=== Problem description ===
The entries below must be copied exactly as they are.

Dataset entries

■ ■ ■ ■ ■

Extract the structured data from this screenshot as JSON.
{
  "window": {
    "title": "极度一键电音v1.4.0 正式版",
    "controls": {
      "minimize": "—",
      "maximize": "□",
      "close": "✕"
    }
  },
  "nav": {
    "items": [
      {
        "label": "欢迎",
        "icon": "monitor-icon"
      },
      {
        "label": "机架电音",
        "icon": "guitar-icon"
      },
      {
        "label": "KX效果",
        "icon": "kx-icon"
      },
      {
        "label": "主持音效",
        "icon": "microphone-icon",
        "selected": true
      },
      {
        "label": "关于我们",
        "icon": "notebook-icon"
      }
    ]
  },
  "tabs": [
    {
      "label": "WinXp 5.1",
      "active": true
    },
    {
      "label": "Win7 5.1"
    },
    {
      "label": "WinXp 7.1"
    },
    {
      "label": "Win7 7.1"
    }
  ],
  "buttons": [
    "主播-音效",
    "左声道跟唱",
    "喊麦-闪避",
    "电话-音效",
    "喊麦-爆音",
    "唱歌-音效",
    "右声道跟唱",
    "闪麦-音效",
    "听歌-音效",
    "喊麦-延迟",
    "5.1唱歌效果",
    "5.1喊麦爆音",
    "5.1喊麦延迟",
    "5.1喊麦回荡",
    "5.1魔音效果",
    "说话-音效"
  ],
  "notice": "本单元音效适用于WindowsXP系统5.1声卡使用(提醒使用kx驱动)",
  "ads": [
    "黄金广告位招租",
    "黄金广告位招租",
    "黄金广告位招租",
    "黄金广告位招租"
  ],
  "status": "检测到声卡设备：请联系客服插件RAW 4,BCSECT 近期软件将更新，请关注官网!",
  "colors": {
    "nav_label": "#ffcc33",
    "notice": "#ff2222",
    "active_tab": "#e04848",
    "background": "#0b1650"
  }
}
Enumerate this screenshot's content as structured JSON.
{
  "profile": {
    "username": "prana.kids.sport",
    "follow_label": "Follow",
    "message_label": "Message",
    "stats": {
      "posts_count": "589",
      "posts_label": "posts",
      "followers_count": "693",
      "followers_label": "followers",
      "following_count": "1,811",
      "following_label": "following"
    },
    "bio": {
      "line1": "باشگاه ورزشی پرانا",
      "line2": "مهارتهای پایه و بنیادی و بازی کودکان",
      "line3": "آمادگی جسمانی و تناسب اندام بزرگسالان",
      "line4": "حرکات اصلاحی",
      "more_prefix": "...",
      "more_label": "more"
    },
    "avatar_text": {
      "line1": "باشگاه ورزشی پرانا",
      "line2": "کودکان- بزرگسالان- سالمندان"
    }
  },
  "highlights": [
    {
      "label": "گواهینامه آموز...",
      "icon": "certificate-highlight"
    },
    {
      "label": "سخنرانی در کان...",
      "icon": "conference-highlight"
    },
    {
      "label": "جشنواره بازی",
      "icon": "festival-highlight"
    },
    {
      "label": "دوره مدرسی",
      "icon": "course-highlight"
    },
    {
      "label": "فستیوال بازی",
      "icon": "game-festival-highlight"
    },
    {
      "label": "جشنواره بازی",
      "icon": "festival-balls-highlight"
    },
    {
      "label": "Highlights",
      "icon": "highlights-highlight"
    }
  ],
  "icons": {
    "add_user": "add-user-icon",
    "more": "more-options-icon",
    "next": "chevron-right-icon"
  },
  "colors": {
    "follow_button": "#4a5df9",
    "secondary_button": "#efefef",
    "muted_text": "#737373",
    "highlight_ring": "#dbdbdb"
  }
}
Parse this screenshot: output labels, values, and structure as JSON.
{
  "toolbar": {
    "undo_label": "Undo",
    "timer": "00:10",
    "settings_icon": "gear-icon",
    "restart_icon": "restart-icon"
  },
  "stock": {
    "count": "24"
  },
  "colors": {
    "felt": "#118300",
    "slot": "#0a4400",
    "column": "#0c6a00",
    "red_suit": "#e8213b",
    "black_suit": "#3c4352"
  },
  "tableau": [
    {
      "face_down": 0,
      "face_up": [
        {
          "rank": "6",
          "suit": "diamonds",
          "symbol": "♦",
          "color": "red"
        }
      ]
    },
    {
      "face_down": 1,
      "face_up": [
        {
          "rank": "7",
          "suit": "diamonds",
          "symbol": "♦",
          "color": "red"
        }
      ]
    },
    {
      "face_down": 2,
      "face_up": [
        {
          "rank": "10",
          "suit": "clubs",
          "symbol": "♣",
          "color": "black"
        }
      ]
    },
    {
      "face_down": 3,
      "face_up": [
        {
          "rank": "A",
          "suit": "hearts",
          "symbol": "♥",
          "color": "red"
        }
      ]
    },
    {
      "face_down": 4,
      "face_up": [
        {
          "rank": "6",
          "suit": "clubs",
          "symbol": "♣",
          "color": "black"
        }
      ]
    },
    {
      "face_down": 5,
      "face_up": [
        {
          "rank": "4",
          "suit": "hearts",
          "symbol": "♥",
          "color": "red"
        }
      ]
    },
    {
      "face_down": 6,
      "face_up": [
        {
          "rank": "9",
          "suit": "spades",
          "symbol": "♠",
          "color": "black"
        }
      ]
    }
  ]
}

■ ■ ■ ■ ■

=== Output of the task ===
Extract the structured data from this screenshot as JSON.
{
  "window": {
    "title": "极度一键电音v1.4.0 正式版",
    "controls": {
      "minimize": "—",
      "maximize": "□",
      "close": "✕"
    }
  },
  "nav": {
    "items": [
      {
        "label": "欢迎",
        "icon": "monitor-icon"
      },
      {
        "label": "机架电音",
        "icon": "guitar-icon"
      },
      {
        "label": "KX效果",
        "icon": "kx-icon"
      },
      {
        "label": "主持音效",
        "icon": "microphone-icon",
        "selected": true
      },
      {
        "label": "关于我们",
        "icon": "notebook-icon"
      }
    ]
  },
  "tabs": [
    {
      "label": "WinXp 5.1",
      "active": true
    },
    {
      "label": "Win7 5.1"
    },
    {
      "label": "WinXp 7.1"
    },
    {
      "label": "Win7 7.1"
    }
  ],
  "buttons": [
    "主播-音效",
    "左声道跟唱",
    "喊麦-闪避",
    "电话-音效",
    "喊麦-爆音",
    "唱歌-音效",
    "右声道跟唱",
    "闪麦-音效",
    "听歌-音效",
    "喊麦-延迟",
    "5.1唱歌效果",
    "5.1喊麦爆音",
    "5.1喊麦延迟",
    "5.1喊麦回荡",
    "5.1魔音效果",
    "说话-音效"
  ],
  "notice": "本单元音效适用于WindowsXP系统5.1声卡使用(提醒使用kx驱动)",
  "ads": [
    "黄金广告位招租",
    "黄金广告位招租",
    "黄金广告位招租",
    "黄金广告位招租"
  ],
  "status": "检测到声卡设备：请联系客服插件RAW 4,BCSECT 近期软件将更新，请关注官网!",
  "colors": {
    "nav_label": "#ffcc33",
    "notice": "#ff2222",
    "active_tab": "#e04848",
    "background": "#0b1650"
  }
}
Enumerate this screenshot's content as structured JSON.
{
  "profile": {
    "username": "prana.kids.sport",
    "follow_label": "Follow",
    "message_label": "Message",
    "stats": {
      "posts_count": "589",
      "posts_label": "posts",
      "followers_count": "693",
      "followers_label": "followers",
      "following_count": "1,811",
      "following_label": "following"
    },
    "bio": {
      "line1": "باشگاه ورزشی پرانا",
      "line2": "مهارتهای پایه و بنیادی و بازی کودکان",
      "line3": "آمادگی جسمانی و تناسب اندام بزرگسالان",
      "line4": "حرکات اصلاحی",
      "more_prefix": "...",
      "more_label": "more"
    },
    "avatar_text": {
      "line1": "باشگاه ورزشی پرانا",
      "line2": "کودکان- بزرگسالان- سالمندان"
    }
  },
  "highlights": [
    {
      "label": "گواهینامه آموز...",
      "icon": "certificate-highlight"
    },
    {
      "label": "سخنرانی در کان...",
      "icon": "conference-highlight"
    },
    {
      "label": "جشنواره بازی",
      "icon": "festival-highlight"
    },
    {
      "label": "دوره مدرسی",
      "icon": "course-highlight"
    },
    {
      "label": "فستیوال بازی",
      "icon": "game-festival-highlight"
    },
    {
      "label": "جشنواره بازی",
      "icon": "festival-balls-highlight"
    },
    {
      "label": "Highlights",
      "icon": "highlights-highlight"
    }
  ],
  "icons": {
    "add_user": "add-user-icon",
    "more": "more-options-icon",
    "next": "chevron-right-icon"
  },
  "colors": {
    "follow_button": "#4a5df9",
    "secondary_button": "#efefef",
    "muted_text": "#737373",
    "highlight_ring": "#dbdbdb"
  }
}
Parse this screenshot: output labels, values, and structure as JSON.
{
  "toolbar": {
    "undo_label": "Undo",
    "timer": "00:10",
    "settings_icon": "gear-icon",
    "restart_icon": "restart-icon"
  },
  "stock": {
    "count": "24"
  },
  "colors": {
    "felt": "#118300",
    "slot": "#0a4400",
    "column": "#0c6a00",
    "red_suit": "#e8213b",
    "black_suit": "#3c4352"
  },
  "tableau": [
    {
      "face_down": 0,
      "face_up": [
        {
          "rank": "6",
          "suit": "diamonds",
          "symbol": "♦",
          "color": "red"
        }
      ]
    },
    {
      "face_down": 1,
      "face_up": [
        {
          "rank": "7",
          "suit": "diamonds",
          "symbol": "♦",
          "color": "red"
        }
      ]
    },
    {
      "face_down": 2,
      "face_up": [
        {
          "rank": "10",
          "suit": "clubs",
          "symbol": "♣",
          "color": "black"
        }
      ]
    },
    {
      "face_down": 3,
      "face_up": [
        {
          "rank": "A",
          "suit": "hearts",
          "symbol": "♥",
          "color": "red"
        }
      ]
    },
    {
      "face_down": 4,
      "face_up": [
        {
          "rank": "6",
          "suit": "clubs",
          "symbol": "♣",
          "color": "black"
        }
      ]
    },
    {
      "face_down": 5,
      "face_up": [
        {
          "rank": "4",
          "suit": "hearts",
          "symbol": "♥",
          "color": "red"
        }
      ]
    },
    {
      "face_down": 6,
      "face_up": [
        {
          "rank": "9",
          "suit": "spades",
          "symbol": "♠",
          "color": "black"
        }
      ]
    }
  ]
}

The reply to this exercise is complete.